3. Have you identified some good role models for parenting?
“My dad disappeared when I was two,” says Alan. “That left my mom and my big sister raising me. Mom had to work all the time. My sister resented that she had to take care of me when she wanted to be with her friends. Both of them resented men so much that there were never any positive males in my life. How am I supposed to know what fathers do? My best role models come from sitcoms!”

Alan is right. He’s at a disadvantage. The experience of having been parented well by one’s own parents provides an internal compass for those split-second judgments that are part of every day. Without it, every interaction is open to question. Young parents who didn’t absorb how to parent while they were growing up (or who are adamant that they don’t want to repeat their parents’ style of parenting) are making it up as they go along. Fortunately we’re in the information age. With information and encouragement, young parents like Alan can get the help they need to become more confident as parents.

Possible solutions:

  • No good role models growing up? Look around for people you think are doing a superb job. Imitation is not only the best form of flattery, it’s also a great way to learn.

4. Are regrets about your own life getting in the way?
Adults who felt they had to grow up very much on their own may even resent giving their children what they didn’t themselves get.

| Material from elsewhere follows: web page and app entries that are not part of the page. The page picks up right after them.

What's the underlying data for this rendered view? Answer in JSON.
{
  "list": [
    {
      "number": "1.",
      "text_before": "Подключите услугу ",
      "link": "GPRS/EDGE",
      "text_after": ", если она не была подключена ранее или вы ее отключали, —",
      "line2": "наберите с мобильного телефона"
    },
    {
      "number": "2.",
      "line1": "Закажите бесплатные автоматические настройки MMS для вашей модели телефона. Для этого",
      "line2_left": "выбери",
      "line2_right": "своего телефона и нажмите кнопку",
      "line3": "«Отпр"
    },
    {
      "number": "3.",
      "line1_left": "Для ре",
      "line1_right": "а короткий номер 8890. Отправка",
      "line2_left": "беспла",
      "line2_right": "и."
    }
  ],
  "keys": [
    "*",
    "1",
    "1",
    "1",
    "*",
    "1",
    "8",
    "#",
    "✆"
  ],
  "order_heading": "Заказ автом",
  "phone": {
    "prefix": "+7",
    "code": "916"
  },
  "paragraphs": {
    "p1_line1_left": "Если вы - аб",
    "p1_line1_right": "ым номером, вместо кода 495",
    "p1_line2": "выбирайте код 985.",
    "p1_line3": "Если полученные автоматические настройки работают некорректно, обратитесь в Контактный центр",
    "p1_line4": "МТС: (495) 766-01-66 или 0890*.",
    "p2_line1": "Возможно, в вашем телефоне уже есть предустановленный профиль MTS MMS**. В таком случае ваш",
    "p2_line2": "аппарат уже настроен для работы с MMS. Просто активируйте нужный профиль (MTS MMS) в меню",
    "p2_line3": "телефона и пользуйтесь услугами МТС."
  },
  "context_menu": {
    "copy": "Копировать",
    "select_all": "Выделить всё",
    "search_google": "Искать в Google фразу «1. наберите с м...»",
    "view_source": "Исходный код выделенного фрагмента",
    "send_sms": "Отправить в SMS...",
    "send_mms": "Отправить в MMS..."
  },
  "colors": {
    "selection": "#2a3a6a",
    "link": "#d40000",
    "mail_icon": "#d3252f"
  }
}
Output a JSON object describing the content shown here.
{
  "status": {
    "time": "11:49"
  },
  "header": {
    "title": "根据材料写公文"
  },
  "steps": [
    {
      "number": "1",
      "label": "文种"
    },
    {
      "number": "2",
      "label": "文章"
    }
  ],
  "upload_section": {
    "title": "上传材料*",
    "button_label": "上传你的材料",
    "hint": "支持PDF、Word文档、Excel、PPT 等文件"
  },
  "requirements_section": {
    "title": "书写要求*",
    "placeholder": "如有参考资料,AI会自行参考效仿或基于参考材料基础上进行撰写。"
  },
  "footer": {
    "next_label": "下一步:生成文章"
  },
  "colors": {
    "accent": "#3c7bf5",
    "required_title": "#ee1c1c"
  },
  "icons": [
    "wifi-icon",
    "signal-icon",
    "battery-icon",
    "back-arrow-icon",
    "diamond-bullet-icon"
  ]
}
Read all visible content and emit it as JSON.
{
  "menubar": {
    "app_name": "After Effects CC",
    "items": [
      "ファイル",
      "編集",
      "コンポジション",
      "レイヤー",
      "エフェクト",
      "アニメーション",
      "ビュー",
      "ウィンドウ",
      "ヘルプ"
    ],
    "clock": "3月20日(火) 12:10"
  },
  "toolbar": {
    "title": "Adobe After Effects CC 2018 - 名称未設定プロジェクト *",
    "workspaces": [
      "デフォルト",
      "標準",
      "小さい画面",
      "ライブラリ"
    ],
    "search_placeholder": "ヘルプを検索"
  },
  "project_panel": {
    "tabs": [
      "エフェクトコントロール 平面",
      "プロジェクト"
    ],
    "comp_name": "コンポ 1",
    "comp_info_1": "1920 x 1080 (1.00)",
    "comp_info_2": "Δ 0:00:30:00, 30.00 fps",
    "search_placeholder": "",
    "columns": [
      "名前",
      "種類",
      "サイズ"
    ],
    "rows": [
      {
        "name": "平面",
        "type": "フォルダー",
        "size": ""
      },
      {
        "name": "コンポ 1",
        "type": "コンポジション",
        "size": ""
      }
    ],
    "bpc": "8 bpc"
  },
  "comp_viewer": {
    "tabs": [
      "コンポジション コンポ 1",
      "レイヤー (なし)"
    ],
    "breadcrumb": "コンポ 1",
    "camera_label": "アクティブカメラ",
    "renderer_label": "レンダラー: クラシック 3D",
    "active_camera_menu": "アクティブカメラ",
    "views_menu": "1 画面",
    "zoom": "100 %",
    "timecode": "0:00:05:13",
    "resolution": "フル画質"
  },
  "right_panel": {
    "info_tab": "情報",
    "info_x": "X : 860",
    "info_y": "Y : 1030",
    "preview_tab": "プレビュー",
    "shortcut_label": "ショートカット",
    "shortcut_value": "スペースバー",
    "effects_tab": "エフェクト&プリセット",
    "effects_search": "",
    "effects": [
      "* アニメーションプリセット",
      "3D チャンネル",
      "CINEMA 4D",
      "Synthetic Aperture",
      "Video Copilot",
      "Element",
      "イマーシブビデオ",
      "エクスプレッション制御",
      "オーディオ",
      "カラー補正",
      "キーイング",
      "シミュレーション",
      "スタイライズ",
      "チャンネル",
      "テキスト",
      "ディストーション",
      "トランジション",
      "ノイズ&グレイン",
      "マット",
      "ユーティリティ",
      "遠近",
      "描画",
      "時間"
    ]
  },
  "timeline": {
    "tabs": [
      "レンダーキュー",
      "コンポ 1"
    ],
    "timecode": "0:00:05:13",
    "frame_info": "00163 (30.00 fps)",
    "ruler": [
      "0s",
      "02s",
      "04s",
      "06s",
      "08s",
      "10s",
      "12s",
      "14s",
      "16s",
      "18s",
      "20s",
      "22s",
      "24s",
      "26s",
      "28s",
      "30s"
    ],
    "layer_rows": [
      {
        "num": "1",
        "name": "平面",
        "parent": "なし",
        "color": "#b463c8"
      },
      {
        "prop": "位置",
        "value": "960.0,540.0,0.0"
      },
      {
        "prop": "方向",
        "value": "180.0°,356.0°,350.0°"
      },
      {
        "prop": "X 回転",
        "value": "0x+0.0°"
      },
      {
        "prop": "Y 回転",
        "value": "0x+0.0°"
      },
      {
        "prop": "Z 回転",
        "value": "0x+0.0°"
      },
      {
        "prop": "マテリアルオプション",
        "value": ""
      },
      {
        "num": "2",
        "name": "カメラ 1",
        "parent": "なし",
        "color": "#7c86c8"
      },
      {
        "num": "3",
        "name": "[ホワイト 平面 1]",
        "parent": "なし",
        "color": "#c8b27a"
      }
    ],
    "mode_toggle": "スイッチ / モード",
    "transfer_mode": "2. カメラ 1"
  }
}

Were you a teen when you became a parent? It’s not unusual to go through periods of jealousy that your own teen can be young and irresponsible when maybe you yourself had to grow up too fast.

It’s usually the kids who tell me about this. “I just wish my mom would stop trying to look 16,” says April. “I mean, it’s redic. Whenever guys come over, she starts, like, flirting or something. She thinks she’s cool but, like, it’s embarrassing.”

April’s mom got pregnant at 15. She had two kids by the time she was 19. Now that April and her brother don’t require the care that younger kids do, she says she wants “her turn” to be a normal teen.

She’s certainly not old. At 31, she’s younger than most of the other moms. But she isn’t a teen either. For her to have any influence on her children, she needs to reconcile herself to the fact that, yes, she did miss out on some things but, no, she can’t ever be 16 again. She can enjoy her life without trying to be her kids’ peer.

Possible solutions:

  • Make peace with yourself. Find ways to replace regrets about the past with resolutions for the present.

5. Do you have medical or psychiatric problems?
Illness (physical or mental) can take over. Some people have the internal resources to cope and even be heroic despite devastating diagnoses. Others simply aren’t wired that way.

Struggling with chronic illness is certainly draining. Kids, even very young kids, can be surprisingly helpful and compassionate. But they are still kids. It’s important to call in some help whenever possible so that kids aren’t turned into primary caretakers. Children who are overtaxed by feeling overly responsible for their parent’s well-being often buckle under the pressure. The result can be anything from out-and-out anger and rebellion to childhood depression.

Many hospitals offer ongoing support groups so that people who are battling the same diagnoses can support and learn from each other. Often it’s possible to obtain a case manager and some practical help. Loving our children when we are ill means loving ourselves enough to get the help we need.

Possible solutions:

  • Get adequate treatment. Actively work with your doctors. Find an adult support group so that you are not expecting your kids to be your caretaker.